The game was especially important to the team and coaches, as the cancer awareness event honored their beloved JV coach Pete Ricci, who passed away from cancer earlier in the season. The team had hosted several breast cancer awareness events before, but this game was different: instead of a traditional pink-out, team members and coaches used purple to represent all cancers and make the event more personal. 

Ricci had taught at the district for 23 years and knew many of his players since elementary school. One such player is Annie Nikolic, who is now a senior and varsity team captain. She and many of her friends had gotten to know Ricci well over the years and appreciated the opportunity to honor him.

“This night means a lot for us because (Ricci) was not just our coach but also our best friend. He was always there for us, so this game seriously means the world to us,” Nikolic said.
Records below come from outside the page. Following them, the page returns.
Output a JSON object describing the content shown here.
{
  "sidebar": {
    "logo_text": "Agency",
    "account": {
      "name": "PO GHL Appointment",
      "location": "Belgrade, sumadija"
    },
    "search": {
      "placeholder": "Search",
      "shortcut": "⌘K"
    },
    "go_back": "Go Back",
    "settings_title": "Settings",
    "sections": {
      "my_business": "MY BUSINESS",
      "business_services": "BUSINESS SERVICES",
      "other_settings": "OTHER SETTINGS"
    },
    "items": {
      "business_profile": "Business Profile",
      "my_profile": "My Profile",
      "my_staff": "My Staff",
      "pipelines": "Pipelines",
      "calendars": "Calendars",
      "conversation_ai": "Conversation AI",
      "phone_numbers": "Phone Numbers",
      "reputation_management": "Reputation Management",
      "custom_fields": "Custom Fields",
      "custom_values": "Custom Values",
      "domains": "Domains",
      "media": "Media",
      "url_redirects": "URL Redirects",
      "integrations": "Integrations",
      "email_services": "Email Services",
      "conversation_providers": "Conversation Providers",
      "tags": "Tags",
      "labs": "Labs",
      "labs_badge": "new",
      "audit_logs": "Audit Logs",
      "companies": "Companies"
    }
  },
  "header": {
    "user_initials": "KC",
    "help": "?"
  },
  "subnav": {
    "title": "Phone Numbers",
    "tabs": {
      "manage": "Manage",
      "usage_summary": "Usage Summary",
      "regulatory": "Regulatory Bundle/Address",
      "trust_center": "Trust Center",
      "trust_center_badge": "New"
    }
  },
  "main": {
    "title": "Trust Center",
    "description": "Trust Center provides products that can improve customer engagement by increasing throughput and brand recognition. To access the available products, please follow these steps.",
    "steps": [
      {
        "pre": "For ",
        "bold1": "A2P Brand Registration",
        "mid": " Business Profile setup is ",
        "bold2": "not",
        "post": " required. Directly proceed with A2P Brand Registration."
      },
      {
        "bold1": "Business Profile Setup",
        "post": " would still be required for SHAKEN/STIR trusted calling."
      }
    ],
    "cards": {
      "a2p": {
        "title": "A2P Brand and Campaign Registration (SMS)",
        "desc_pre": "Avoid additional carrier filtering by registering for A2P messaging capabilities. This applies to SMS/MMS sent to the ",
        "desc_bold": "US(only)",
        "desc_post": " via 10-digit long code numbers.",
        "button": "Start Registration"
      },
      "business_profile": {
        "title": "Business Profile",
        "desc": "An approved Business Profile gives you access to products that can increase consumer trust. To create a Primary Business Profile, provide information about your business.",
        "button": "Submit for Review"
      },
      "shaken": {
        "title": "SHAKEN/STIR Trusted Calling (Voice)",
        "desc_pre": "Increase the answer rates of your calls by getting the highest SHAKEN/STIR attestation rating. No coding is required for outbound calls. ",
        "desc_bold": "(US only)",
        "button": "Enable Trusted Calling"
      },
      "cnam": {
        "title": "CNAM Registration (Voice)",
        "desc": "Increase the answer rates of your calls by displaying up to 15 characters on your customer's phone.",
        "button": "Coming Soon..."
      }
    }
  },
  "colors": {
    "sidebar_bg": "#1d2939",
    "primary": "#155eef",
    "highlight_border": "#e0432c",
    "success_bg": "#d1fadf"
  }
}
The team spirit and support from friends and families reflected the school’s tightly knit community. Nikolic appreciated friends’ consolations when Ricci passed and emphasized the value of the support.

“It’s just so great that we live in this community, (and) it’s the best thing ever that we have each other,” Nikolic said.

Varsity coach AJ Thompson explained that in addition to honoring and remembering Ricci, the game showed support to anyone who needs it in battling cancer.

“We don’t want to make anybody feel uncomfortable; we don’t make anybody sad. We just want to honor those that are currently battling it and celebrate those who have lost their battle with cancer and make sure that everybody knows that if you’re going through it right now or you have somebody that you love going through it now, that you know we’re thinking of them and we’re here for them and we’re fighting with them,” Thompson said.

The event’s spirit was apparent despite the team’s loss to Ridley. After a short speech to inform the crowd of the event’s purpose, many people held up signs with names of loved ones that they supported through their battle with cancer.

Though breast cancer awareness games are common among sporting events, the girls’ basketball team, having experienced the loss of its former coach, has a newer outlook on future games. Though there are limits to the kinds of themes events can have, the coaches are considering broadening the types of cancers their teams are spreading awareness for.

“We’ve always done it, and (it) just felt like, at times, it was just something that we do to honor people, and we didn’t necessarily have a personal grasp on it. Now it’s obviously a lot more personal, and the girls (have) really battled throughout the year, and we are there for each other,” Thompson said.